Forstater could not ignore the law’s position on this matter any more than a homophobic hotel owner could deny a room to a gay couple, or than a racist employer could deny employment to somebody because they were black: the protection is defined by law.

Biological Sex is Complicated

In describing Forstater’s views on sex as ‘absolutist’, Judge Tayler was not referring to her understanding of biology, but to the way in which her beliefs led her to interact with groups of individuals. On her understanding of biology, he took a relaxed view, determining that while not consistent with the latest science, it was at least “coherent” – the minimal requirement for a belief to be protectable, in principle, under law.

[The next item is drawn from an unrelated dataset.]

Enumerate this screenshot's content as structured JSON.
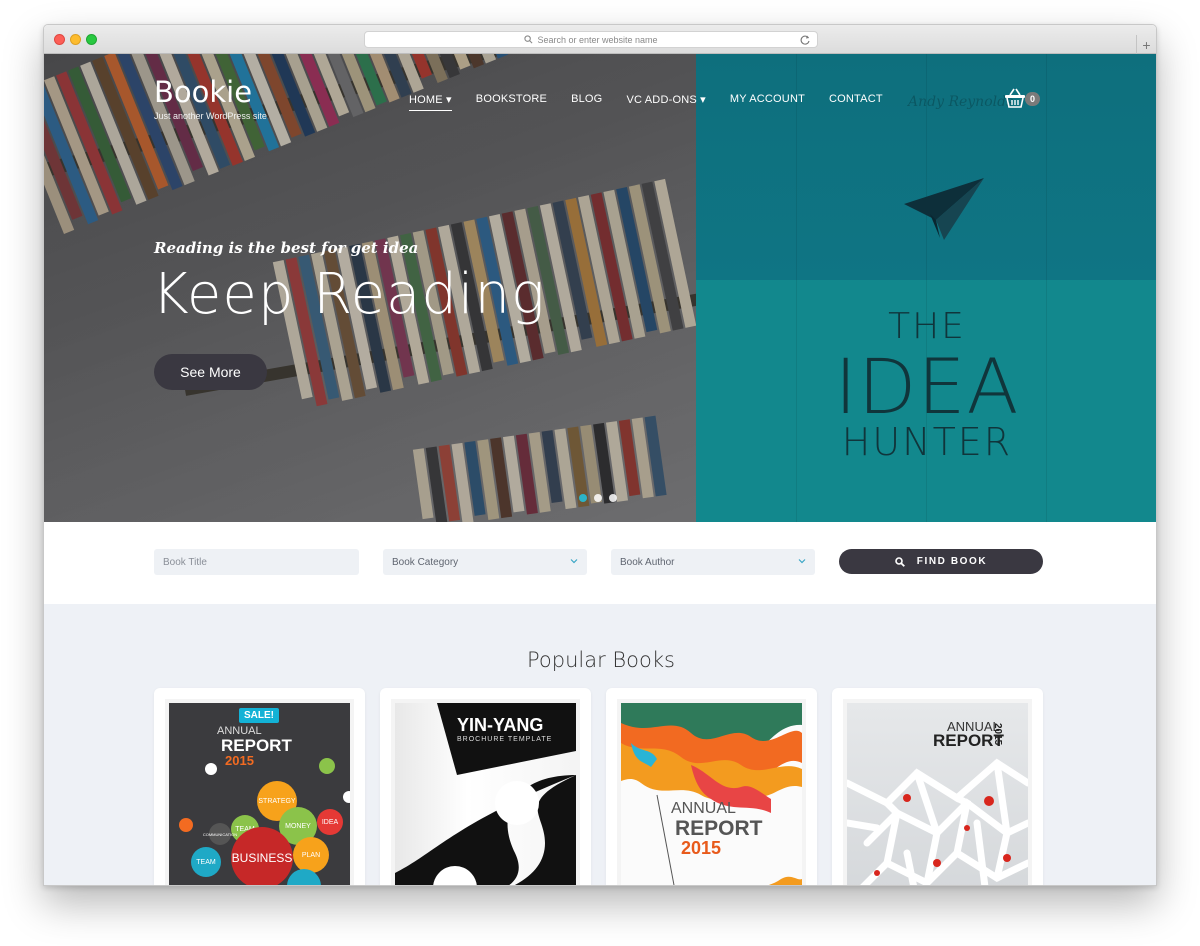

However, as a professional scientist I felt that the evidence raised noteworthy biological aspects of sex. In particular, evidence was introduced to the tribunal on intersex conditions. While people with intersex conditions have been poorly served by medical practitioners in the past, and while they certainly do not represent a class of transgender individual, the existence of intersex conditions, and the development of humane and dignified approaches to supporting them, does require reconsideration of our biological understanding of sex.

Forstater’s view of the biological basis of sex is summarised by Judge Tayler as follows (p. 22, paragraph 77):

“Males are people with the type of body which, if all things are working, are able to produce male gametes (sperm). Females have the type of body which, if all things are working, is able to produce female gametes (ova), and gestate a pregnancy. It is sex that is fundamentally important, rather than ‘gender’, ‘gender identity’ or ‘gender expression’.”

However, in evidence presented to the tribunal, six different intersex conditions are described, including Complete Androgen Insensitivity (CAI), Klinefelter Syndrome, Turner Syndrome, Turner Mosaic Syndrome, Congenital Adrenal Hyperplasia (CAH), and 5-alpha reductase deficiency. For example, individuals with CAI have XY chromosomes (typically male) but lack tissue receptors that respond to androgens such as testosterone so that they do not develop male external genitalia. In contrast, individuals with CAH have XX chromosomes (typically female) but express additional androgens, including high levels of testosterone. In some cases, the clitoris becomes so large that it is capable of penetrative intercourse.

Thus, while it may be the case that at birth most human beings are capable of being identified as male or female, there exists an important minority of individuals for whom the normal definitions are rather weak. For these people, sex has often been ‘assigned’, with the consequence that reconstructive surgery has been carried out at an age so young that consent by the affected individual is impossible. Practices of this sort have been widely opposed by groups representing the interests of individuals with intersex conditions. Dealing fairly and respectfully with individuals whose biology does not fit the binary norms upon which much of society is founded creates challenges. A very good example of this is presented by the runner Caster Semenya, thought to have CAI.


Even for those with intersex conditions, biology has a determinative impact upon their life-choices. For those with conventional sexual differentiation, this is also the case. However, for people with gender dysphoria who transition to the opposite gender to that which they had at birth, the obtaining of a gender recognition certificate provides legal safeguards to protect them from discrimination. If this law is to have any meaning, it cannot be a matter of choice for individuals whether or not they obey it. In the attempt to create a more tolerant, inclusive and accepting society, it has been felt necessary to protect these rights in law. If the law is wrong it can be changed, but until then it must surely be obeyed by all, irrespective of their private beliefs about the biology of sex.